This competition is a bridge for design enthusiasts and Zaman to make their design commercially viable. The aim of the calendar’s next collection is to introduce new talent to the broad public and business community. The selected designers will feature on Zaman’s Signature Calender which has now become a reference amongst Zaman’s business community. You will receive a copy of the Calender and your art work will reference your name and contact.
Below are the 12 proverbs, pick the one that inspires you the most and start designing, there are no restraints in terms of your art form, the proverb you will choose will be your starting point in terms of inspiration….so start designing away…and go where your inspiration takes you..!
See our Rules of Entry for details on how to send your work.
ردت حليمة على عادتها القديمة
إن كان حبيبك عسل لاتلحسوا كلو
كلمة ياريت مابتعمر بيت
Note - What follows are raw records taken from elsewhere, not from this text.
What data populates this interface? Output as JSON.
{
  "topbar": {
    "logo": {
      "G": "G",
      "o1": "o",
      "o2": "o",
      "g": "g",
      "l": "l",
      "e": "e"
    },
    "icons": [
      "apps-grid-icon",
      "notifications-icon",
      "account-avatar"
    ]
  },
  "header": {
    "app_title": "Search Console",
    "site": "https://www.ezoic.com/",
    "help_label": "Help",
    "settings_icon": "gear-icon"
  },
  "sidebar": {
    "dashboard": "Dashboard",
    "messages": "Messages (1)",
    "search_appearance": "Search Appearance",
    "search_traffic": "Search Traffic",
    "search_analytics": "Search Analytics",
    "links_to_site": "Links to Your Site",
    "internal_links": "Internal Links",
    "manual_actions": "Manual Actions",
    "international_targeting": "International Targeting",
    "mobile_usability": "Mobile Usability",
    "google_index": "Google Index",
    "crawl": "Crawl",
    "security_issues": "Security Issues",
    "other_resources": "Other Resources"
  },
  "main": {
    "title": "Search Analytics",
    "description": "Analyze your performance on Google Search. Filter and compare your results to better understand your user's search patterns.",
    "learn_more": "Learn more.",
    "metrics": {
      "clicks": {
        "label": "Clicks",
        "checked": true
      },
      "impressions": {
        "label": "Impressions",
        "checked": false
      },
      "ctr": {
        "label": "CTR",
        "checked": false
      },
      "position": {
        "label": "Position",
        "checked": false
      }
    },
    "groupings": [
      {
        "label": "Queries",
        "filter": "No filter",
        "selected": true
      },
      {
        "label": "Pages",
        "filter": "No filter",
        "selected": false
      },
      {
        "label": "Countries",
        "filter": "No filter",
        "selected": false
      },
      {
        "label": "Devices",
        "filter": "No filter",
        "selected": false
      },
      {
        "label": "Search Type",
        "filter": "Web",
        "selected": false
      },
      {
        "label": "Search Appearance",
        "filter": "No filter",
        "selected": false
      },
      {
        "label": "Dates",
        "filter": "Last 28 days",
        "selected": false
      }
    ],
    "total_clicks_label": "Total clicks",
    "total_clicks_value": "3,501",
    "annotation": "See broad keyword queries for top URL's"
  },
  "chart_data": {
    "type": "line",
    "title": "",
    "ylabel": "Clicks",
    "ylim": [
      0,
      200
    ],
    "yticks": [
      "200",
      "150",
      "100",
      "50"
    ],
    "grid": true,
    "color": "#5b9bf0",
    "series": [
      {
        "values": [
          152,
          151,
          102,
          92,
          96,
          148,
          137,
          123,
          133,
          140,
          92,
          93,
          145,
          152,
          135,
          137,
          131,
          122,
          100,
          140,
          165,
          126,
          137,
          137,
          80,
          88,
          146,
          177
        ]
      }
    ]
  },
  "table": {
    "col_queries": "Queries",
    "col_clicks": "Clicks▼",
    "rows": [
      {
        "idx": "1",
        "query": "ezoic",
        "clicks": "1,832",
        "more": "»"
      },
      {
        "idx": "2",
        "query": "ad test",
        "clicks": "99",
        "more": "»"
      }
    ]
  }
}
على قد فراشك مد رجليك
من عاشر القوم أربعين يوم صار منهم
طب الجرة على ثمها تطلع البنت على أمها
إذا أنت أمير وأنا أمير مين بيسوق الحمير
إعطي الخبز لخبازة لو أكل نصفة
اللي ما يعرف الصقر يشويه
غاب القط إلعب يافأر
الباب اللي يجيك منه الريح سده واستريح
القرد بعين أمه غزال
Rules of Entry:
- All artwork should be original and individual
- Each artist may enter one entry
- Selected artwork will be produced in Zaman limited edition calendar and will be shown on display during November 2011.
- By entering the Competition, all parties agree that Zaman has the right to Display, copy, and distribute
- Submissions not selected will be returned to artists
- Entries will be evaluated by Zaman creative team and will be judged on artistic merit
Deadline for Submission: 5th of July
Send your work to firstname.lastname@example.org. Call for more info (+971) 04 326 1000
For more images of previous calenders calenders click here
- Arab World
- Brand Stationary
- Branded Environments
- Case Study
- Conversation corner
- Inspired By
- Social Media
- Zaman in the Media
- Zaman Jobs